EXERCISE: In the lines below, the string "icon" may appear; say how many lines hold it and give nothing more.

TASK MATERIAL:
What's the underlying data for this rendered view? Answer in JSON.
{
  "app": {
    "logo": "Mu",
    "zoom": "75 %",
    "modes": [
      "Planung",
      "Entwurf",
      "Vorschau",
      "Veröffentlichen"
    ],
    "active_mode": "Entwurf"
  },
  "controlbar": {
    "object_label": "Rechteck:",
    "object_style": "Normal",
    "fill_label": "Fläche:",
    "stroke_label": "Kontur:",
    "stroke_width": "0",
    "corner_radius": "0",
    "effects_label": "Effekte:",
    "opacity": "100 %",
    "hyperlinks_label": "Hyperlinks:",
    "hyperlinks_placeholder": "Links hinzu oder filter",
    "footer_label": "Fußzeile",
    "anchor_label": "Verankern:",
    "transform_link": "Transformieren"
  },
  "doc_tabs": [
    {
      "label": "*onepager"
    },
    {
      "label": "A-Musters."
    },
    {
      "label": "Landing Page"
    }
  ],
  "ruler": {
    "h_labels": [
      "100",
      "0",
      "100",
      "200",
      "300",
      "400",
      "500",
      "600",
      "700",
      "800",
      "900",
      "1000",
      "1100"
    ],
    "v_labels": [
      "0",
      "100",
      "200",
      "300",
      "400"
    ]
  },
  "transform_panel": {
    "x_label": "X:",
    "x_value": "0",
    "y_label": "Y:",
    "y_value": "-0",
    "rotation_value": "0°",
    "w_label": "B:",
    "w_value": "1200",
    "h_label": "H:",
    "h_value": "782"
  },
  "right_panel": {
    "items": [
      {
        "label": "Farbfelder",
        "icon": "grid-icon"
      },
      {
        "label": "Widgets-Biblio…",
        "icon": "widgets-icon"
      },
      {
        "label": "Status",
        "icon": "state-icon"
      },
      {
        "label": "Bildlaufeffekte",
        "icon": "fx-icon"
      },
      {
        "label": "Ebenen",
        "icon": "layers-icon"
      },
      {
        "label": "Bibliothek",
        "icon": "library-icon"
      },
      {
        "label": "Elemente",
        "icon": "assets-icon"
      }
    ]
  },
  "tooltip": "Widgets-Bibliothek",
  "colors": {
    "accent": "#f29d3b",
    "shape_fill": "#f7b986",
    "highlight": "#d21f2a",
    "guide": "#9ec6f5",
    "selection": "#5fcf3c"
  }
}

OUTPUT BELOW: 7